EXERCISE DATA
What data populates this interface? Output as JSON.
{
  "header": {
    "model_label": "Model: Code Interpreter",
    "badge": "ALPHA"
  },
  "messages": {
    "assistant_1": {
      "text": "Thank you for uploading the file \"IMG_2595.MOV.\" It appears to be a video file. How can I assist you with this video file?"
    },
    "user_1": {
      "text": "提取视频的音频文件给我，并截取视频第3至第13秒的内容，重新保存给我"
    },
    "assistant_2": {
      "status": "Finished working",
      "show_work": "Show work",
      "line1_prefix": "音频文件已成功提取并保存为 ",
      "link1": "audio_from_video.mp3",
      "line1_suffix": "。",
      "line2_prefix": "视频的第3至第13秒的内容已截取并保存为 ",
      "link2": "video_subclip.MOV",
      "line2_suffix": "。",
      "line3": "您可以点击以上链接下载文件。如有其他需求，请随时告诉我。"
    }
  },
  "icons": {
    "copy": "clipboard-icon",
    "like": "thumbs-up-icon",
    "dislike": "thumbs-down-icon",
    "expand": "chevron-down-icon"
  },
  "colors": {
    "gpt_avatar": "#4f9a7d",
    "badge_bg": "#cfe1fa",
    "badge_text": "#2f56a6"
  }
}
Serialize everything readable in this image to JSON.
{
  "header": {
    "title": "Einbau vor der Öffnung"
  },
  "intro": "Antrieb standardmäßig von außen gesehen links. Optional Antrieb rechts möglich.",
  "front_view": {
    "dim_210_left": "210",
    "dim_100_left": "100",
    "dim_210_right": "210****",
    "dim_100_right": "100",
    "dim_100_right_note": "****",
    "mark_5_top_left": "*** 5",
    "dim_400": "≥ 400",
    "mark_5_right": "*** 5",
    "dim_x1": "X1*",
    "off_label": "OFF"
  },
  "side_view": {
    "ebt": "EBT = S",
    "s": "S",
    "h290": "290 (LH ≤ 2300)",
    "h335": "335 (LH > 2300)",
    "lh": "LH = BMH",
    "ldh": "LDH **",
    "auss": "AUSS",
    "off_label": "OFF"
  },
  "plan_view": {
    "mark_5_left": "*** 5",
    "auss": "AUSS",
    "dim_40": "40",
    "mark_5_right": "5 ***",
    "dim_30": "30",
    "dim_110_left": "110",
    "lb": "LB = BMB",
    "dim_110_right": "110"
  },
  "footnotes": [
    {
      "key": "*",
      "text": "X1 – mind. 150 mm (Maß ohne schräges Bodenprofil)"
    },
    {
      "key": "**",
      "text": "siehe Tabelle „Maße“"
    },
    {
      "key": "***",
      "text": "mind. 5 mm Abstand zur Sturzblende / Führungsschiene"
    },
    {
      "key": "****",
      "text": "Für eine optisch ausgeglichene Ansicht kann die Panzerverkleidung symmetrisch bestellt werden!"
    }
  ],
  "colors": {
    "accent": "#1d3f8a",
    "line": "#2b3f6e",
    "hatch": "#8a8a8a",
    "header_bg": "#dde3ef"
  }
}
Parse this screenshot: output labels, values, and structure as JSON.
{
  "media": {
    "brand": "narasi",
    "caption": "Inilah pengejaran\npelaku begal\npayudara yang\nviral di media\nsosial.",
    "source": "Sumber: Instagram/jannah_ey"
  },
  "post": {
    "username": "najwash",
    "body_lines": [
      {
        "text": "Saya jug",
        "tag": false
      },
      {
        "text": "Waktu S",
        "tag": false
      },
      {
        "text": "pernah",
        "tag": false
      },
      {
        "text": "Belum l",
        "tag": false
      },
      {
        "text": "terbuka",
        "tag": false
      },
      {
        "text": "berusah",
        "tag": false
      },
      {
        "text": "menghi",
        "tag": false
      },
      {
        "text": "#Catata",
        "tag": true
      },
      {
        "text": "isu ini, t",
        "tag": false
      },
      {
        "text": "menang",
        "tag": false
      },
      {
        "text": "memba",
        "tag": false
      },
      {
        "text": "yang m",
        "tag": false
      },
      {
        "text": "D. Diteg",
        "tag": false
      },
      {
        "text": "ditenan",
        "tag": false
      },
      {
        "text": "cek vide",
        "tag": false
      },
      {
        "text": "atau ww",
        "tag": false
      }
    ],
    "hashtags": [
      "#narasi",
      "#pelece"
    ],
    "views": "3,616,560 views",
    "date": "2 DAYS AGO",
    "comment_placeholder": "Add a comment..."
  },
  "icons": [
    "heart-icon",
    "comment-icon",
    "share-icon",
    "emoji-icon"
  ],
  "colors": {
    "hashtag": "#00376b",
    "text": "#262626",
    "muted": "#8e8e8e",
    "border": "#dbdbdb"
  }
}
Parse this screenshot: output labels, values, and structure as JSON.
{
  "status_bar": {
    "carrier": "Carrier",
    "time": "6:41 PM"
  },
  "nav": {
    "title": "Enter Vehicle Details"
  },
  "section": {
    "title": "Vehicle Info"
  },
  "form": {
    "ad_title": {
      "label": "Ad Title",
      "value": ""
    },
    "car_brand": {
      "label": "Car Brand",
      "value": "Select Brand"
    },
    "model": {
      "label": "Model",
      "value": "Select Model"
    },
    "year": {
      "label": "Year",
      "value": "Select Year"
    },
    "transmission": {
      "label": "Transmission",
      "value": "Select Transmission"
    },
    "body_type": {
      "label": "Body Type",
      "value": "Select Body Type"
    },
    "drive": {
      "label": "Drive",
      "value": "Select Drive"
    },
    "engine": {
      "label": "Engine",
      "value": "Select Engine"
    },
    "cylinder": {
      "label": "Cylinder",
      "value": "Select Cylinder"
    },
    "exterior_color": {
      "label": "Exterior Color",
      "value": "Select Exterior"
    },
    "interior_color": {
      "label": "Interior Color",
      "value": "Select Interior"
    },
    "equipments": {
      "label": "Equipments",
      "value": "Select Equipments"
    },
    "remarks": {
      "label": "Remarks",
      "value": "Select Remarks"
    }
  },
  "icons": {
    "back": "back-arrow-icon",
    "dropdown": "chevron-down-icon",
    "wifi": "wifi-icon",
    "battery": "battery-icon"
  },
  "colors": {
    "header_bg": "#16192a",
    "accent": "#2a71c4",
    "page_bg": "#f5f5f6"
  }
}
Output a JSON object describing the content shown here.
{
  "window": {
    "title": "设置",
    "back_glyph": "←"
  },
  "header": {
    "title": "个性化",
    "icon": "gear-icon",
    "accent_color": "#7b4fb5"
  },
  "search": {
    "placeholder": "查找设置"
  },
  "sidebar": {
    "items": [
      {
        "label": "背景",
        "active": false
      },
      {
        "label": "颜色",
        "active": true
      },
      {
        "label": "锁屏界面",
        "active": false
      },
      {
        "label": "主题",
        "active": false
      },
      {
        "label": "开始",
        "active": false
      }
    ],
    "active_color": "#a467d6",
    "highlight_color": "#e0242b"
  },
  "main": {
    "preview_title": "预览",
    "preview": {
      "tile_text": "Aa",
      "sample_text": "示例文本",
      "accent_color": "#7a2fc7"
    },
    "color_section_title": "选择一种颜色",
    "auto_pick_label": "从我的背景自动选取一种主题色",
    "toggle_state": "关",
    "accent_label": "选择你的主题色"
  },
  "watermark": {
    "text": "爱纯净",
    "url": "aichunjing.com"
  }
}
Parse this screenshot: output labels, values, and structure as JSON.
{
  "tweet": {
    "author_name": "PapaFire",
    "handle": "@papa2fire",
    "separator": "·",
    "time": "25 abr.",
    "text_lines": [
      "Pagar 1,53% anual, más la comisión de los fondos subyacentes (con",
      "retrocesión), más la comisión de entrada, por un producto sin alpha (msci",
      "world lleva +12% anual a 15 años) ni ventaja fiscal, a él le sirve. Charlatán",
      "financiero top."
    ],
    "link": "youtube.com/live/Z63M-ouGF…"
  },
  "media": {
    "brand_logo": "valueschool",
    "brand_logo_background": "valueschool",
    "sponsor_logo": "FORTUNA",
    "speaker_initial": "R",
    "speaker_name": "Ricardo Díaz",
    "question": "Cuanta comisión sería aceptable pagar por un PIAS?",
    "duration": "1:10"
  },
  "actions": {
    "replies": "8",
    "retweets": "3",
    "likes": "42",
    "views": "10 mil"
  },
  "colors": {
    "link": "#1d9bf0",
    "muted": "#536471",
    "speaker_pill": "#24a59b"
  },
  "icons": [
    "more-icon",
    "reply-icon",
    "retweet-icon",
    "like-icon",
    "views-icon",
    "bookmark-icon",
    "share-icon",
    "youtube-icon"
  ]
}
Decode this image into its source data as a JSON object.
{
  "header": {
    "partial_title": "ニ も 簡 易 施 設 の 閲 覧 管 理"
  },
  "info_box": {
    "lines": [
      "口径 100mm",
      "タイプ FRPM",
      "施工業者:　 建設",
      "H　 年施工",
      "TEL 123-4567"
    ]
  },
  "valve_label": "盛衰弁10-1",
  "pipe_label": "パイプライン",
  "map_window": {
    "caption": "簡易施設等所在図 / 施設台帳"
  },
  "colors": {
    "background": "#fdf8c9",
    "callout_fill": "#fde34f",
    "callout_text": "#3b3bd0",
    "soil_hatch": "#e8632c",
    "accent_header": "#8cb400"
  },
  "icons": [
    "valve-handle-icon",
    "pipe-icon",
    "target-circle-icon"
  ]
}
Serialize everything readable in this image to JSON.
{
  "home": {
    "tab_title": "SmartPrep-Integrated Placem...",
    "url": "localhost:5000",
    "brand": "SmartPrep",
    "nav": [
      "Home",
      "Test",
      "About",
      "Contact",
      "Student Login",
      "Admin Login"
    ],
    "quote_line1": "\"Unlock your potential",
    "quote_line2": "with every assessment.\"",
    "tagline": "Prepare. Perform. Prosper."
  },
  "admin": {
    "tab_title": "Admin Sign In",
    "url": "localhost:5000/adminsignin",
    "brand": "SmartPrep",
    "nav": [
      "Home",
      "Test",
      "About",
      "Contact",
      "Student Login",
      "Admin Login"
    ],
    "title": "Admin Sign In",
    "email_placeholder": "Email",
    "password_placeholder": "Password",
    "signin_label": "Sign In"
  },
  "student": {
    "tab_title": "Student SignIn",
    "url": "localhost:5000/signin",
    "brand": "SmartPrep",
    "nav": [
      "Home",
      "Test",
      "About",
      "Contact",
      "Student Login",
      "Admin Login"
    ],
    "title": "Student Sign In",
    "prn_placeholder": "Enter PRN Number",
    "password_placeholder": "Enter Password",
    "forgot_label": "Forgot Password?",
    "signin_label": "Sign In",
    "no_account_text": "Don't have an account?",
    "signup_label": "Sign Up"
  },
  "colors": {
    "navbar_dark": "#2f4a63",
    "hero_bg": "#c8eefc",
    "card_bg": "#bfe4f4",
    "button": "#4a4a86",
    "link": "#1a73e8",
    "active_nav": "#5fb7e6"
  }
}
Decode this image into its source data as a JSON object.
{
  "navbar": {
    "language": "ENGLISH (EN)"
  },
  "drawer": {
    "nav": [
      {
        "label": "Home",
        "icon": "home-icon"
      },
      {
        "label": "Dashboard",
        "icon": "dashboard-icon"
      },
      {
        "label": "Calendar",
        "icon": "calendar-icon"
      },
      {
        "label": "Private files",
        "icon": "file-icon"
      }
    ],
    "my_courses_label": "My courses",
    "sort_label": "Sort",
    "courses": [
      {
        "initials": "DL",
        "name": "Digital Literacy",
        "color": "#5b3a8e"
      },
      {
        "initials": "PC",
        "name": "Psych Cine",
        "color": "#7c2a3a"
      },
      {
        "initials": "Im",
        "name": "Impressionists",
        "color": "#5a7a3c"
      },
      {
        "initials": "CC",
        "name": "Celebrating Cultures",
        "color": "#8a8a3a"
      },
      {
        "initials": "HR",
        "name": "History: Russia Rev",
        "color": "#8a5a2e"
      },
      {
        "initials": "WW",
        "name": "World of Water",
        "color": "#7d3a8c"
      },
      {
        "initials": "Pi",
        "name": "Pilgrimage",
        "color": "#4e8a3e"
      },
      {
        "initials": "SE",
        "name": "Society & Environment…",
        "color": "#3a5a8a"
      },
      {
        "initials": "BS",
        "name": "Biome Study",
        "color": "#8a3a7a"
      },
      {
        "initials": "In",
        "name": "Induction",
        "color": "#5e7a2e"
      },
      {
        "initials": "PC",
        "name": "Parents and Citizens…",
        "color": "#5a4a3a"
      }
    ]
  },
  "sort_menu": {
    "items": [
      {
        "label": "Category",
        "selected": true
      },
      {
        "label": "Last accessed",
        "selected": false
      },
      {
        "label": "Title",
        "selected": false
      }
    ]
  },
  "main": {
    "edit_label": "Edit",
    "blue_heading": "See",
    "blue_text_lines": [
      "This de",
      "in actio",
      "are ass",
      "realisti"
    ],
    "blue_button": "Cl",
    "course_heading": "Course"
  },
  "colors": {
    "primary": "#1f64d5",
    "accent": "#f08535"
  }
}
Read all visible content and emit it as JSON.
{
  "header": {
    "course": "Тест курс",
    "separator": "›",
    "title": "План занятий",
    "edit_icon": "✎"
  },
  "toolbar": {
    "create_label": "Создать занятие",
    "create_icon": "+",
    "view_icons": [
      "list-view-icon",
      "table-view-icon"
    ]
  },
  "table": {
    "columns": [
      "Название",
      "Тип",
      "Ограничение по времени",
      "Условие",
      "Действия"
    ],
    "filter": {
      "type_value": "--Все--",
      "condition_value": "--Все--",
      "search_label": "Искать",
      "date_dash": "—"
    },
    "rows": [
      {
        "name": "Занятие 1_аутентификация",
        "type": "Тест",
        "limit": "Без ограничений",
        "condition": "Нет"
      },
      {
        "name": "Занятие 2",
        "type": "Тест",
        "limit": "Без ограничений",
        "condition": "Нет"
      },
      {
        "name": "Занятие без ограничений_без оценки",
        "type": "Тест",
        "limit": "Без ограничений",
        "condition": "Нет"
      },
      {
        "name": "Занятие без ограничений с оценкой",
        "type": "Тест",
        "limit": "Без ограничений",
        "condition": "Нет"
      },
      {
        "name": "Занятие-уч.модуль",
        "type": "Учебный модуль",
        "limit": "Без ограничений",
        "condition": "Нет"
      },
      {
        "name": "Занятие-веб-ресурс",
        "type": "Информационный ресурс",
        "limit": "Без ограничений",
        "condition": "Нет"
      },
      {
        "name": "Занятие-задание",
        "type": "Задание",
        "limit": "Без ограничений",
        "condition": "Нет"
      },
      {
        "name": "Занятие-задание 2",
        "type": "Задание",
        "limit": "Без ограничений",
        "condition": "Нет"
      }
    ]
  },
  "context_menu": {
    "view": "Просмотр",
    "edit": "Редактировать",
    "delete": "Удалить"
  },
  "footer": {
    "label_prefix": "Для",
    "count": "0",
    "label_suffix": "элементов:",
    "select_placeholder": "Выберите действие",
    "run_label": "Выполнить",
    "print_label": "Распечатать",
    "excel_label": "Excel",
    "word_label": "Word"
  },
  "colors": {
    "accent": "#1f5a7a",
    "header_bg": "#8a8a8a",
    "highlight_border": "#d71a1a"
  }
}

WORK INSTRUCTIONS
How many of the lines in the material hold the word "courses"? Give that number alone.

EXERCISE ANSWER
2